The review was launched a day after the state’s largest health plan disclosed that Killingsworth collected $8.6 million in total compensation last year, including $1.4 million in severance pay, after resigning unexpectedly from the top post at the Boston-based insurance carrier.

In addition, he will receive $1.8 million in severance this year and $925,000 next year.

“I understand why the public is upset,’’ Coakley said in an interview.

“This is a CEO of a not-for-profit. Our job is to understand the thought process of the board, what was the diligence that they employed in determining the terms and amounts, and were there appropriate deliberations in terms of their duty as a nonprofit.’’

While it is a large and complex organization that competes in some markets with for-profit businesses, Blue Cross, like most other Massachusetts health plans, is organized and regulated as a nonprofit charity with a public mission.

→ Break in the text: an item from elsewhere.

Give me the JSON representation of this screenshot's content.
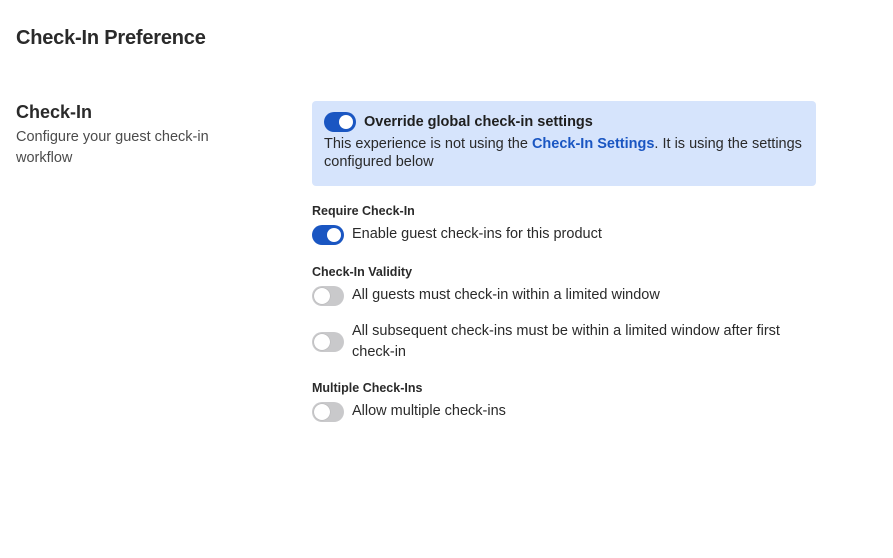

Blue Cross officials, in explaining Killingsworth’s generous exit package, noted that it was negotiated as part of his employment contract in the summer of 2005, when the economy was much stronger. But in accepting Killingsworth’s resignation last March, after he had served as chief executive for less than five years, the board agreed to give him the same severance benefits he would have received if he had been terminated under the contract.

“We have been very transparent about this issue from the beginning, and we will continue to be transparent,’’ Blue Cross’s senior vice president, Jay McQuaide, said last night. “And of course we would answer any questions that the attorney general’s office has.’’

The inquiry, led by David Spackman, chief of Coakley’s nonprofits and public charities division, will focus on “the actions taken by the board that led to the original contract terms and separation agreement,’’ a statement from the attorney general’s office said.

After looking into $16.4 million in retirement payments granted to Killingsworth’s predecessor, William Van Faasen, the attorney general’s office in 2009 unveiled plans to tighten its oversight of pay and other practices at nonprofit health care companies in Massachusetts. Van Faasen is the insurer’s current chairman. That led to pressure on Blue Cross to separate the jobs of chairman and chief executive, which were both held by Van Faasen and, initially, by Killingsworth.

Robert Weisman can be reached at weisman@globe.com.